I had done this race 13 years ago, but this year was a new course. The old one, an out-and-back down Dallas Road, along the waterfront, was just getting too congested with the number of athletes. This year was a loop, and I don’t know how this is physically possible when you start and finish in the same place, but the loop was about 75% uphill. Not all steep, but uphill none the less. The times reflected it too, as the men’s winning time was over a minute slower than last year, and almost a couple minutes off the course record. I like out-and-backs in racing (not in training), as I enjoy seeing people I know going by, heading for the finish. It’s always especially fun to see how fast the leaders are going!
But instead, a 75% uphill loop, winding through downtown Victoria, then the lovely residential neighbourhood of Fairfield, then oceanfront to the finish back at the Inner Harbour. I felt good, was running comfortably (but not TOO comfortably) for the first half, and enjoying myself and the sun. At 30 minutes, I got a bit of a weird look when I pulled my Roctane Gu from my bra (hey, I had no pockets!). I turned the corner at the halfway point to face the most significant uphill of the day, but just keep turning my legs over and kept my rhythm. I’m sure my bitchin’ playlist on my ipod helped!
Running along Dallas Road provides what is probably the most spectacular view in the country, and it was a perfect day. Almost windless, so the ocean was a flat, shimmery calm. Robin’s egg blue sky, with a stunning view of the snow-capped Olympic mountains across the strait in Washington.

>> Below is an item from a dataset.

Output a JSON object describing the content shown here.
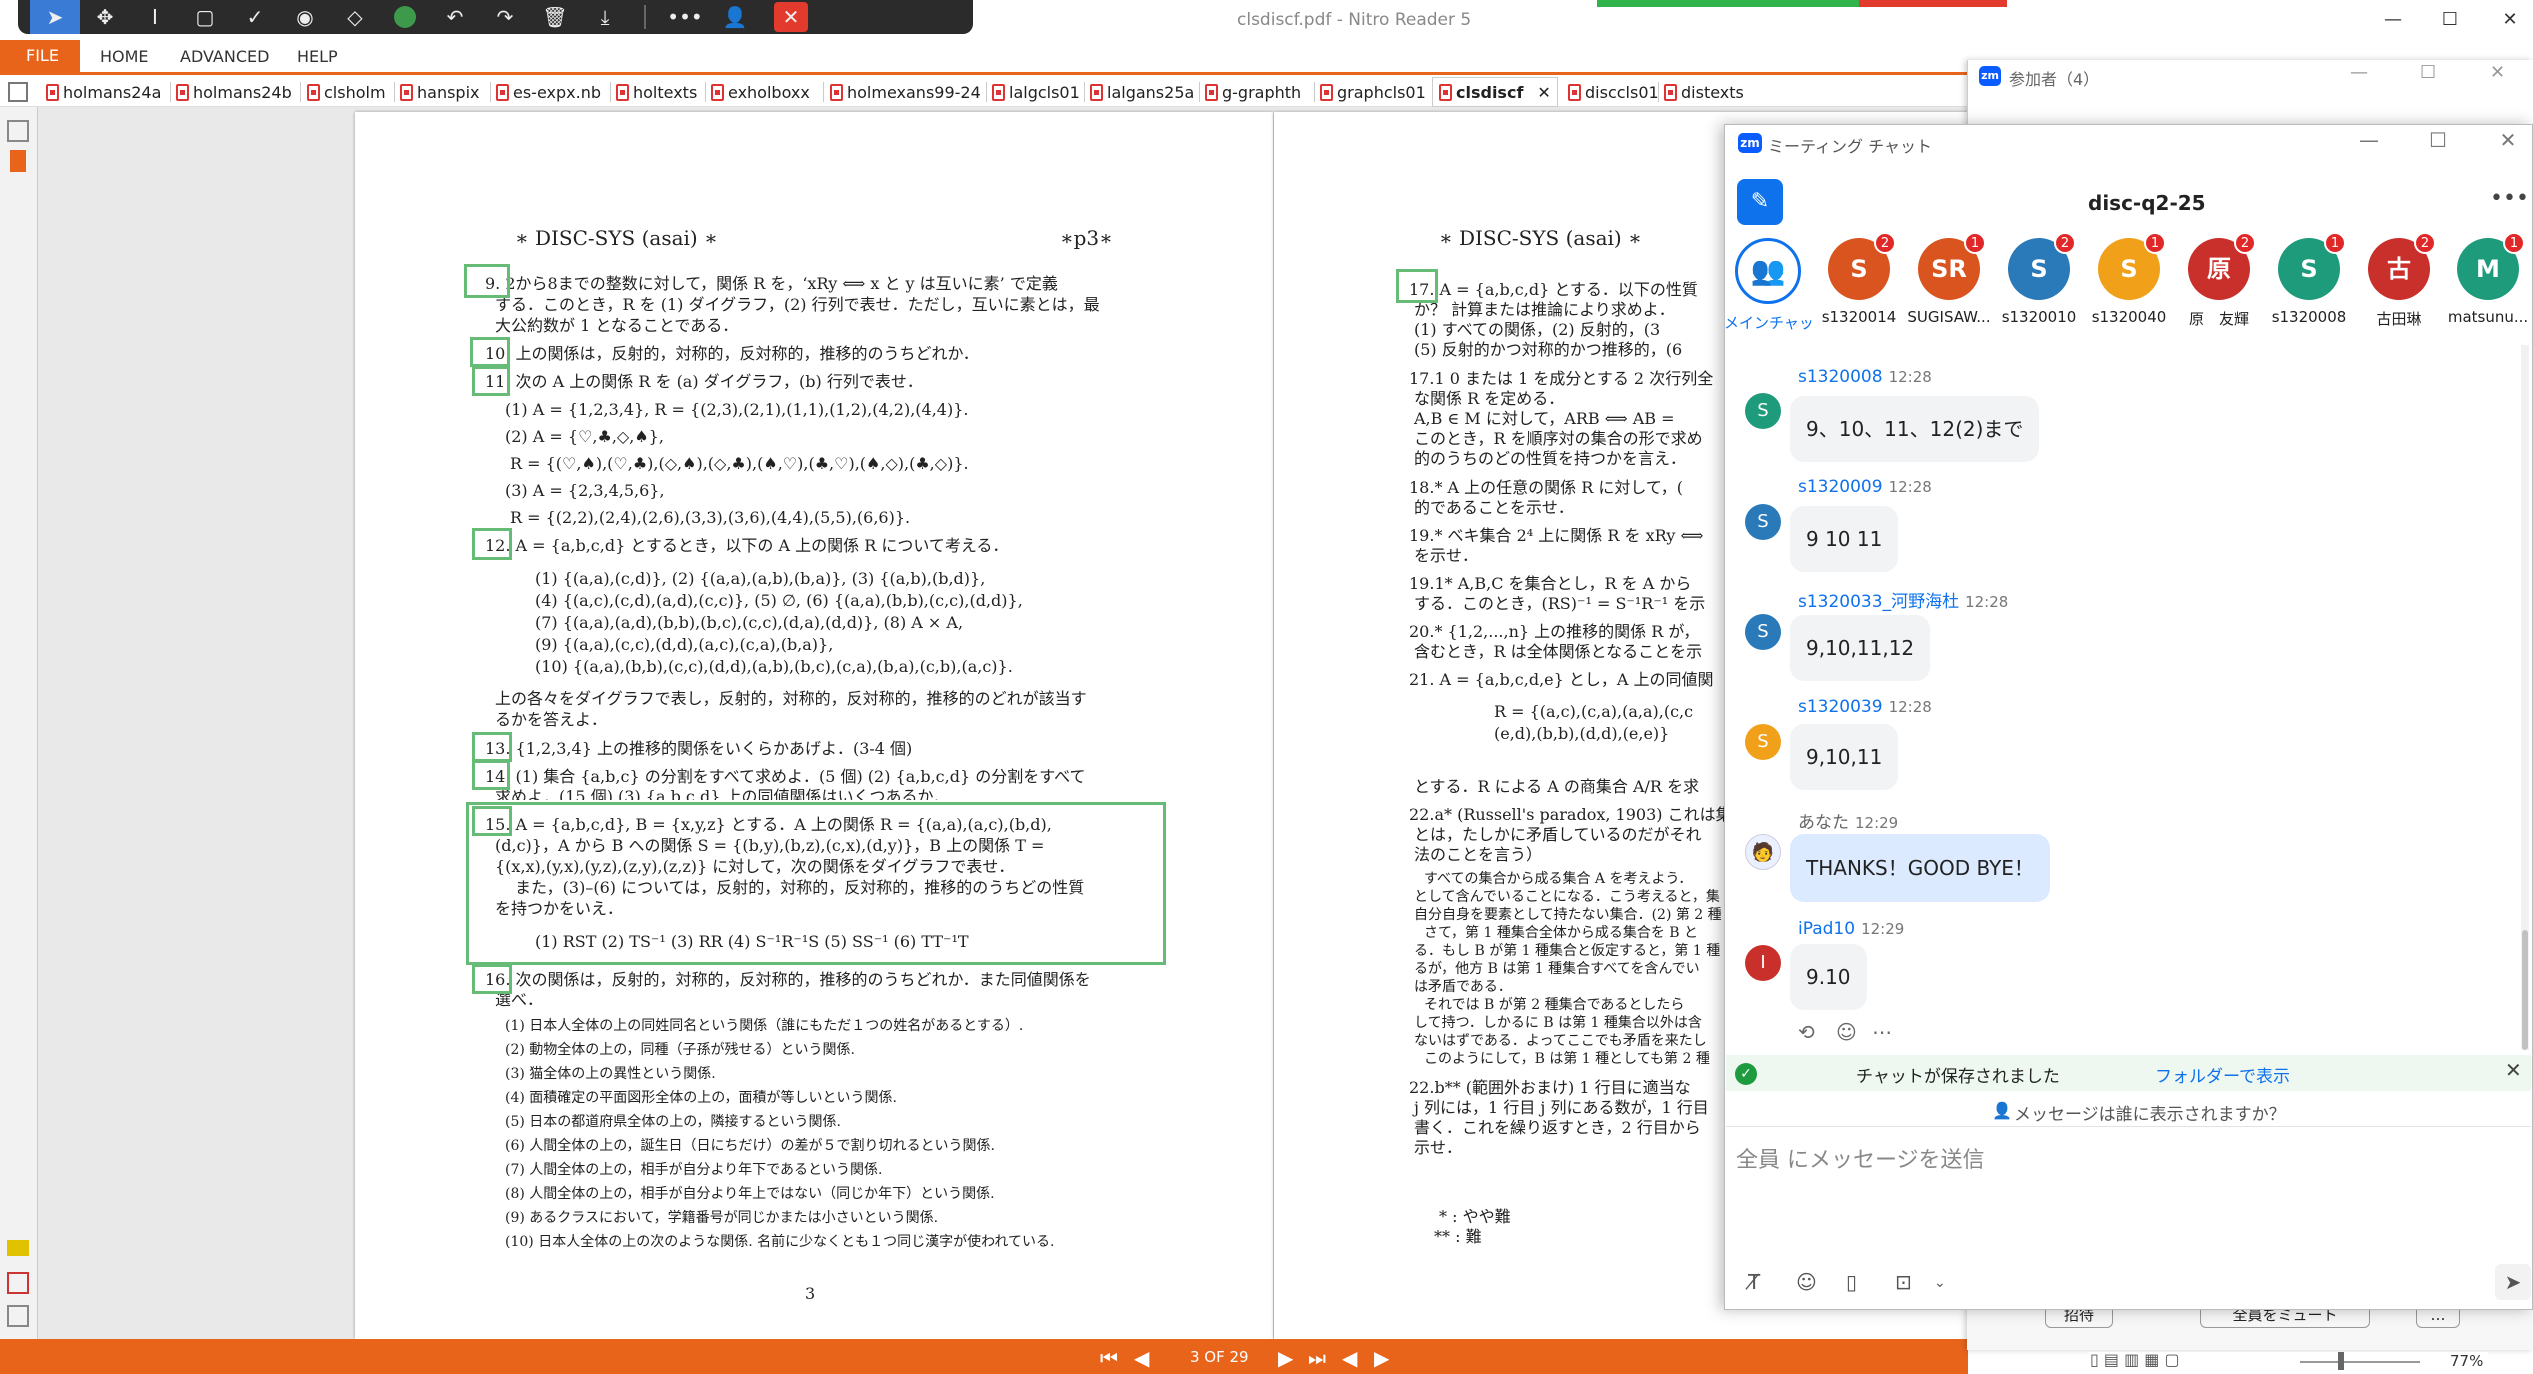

I tried to take in the view and enjoy the majesty, but I soon got distracted by the task at hand and keeping my footsteps constant, and trying not to crash into people who stopped to walk up the hill in front of me. I wanted to negative split, except I didn’t see where exactly the 5k marker was and the watch wasn’t giving me my pace. But I gently tried to up my pace as the race went on.
The second half snaked all along the waterfront, and with about 3 kilometers to go, Jason was standing on the side of the road waiting for me. He ran with me for a bit (after finishing 34:48 and 4th in his age group, 40-44. Not bad for someone in the middle of Ironman training, who swam 1.5 hours and rode 5.5 hours the day before… not bad at all…), and I tried to chat but also pick up the pace for the finish. I couldn’t do both, so I told Jason I couldn’t talk anymore and was going to turn my ipod back on. He peeled off around the 8k mark to get to the finish.
The 8-9 kilometer stretch is hard, with a couple of short but steep uphills. I knew they were coming, and they didn’t feel as bad as I’d remembered from other races I’d done in the area. I took that as a good sign and pushed harder. I turned up the volume on my ipod so I couldn’t hear myself gasping for breath. The road flattened out again, and I counted 7 corners as we twisted around to the last 500m stretch to the finish. I saw Jason again with about 200m to go, but I was breathing so hard I couldn’t even say hi. I pushed myself even harder to get to the finish chute, and waved at a friend who was doing the announcing as I crossed the line.
My official time was 1:07.40. Hooray! A couple of minutes faster than 13 years ago, and on a harder course. I finished 288th out of 641 in my age group. I don’t think I’ve ever been in the top half of my age group in a running race. I don’t actually consider myself an actual runner unless I can go under one hour in a 10k, so there’s my future goal.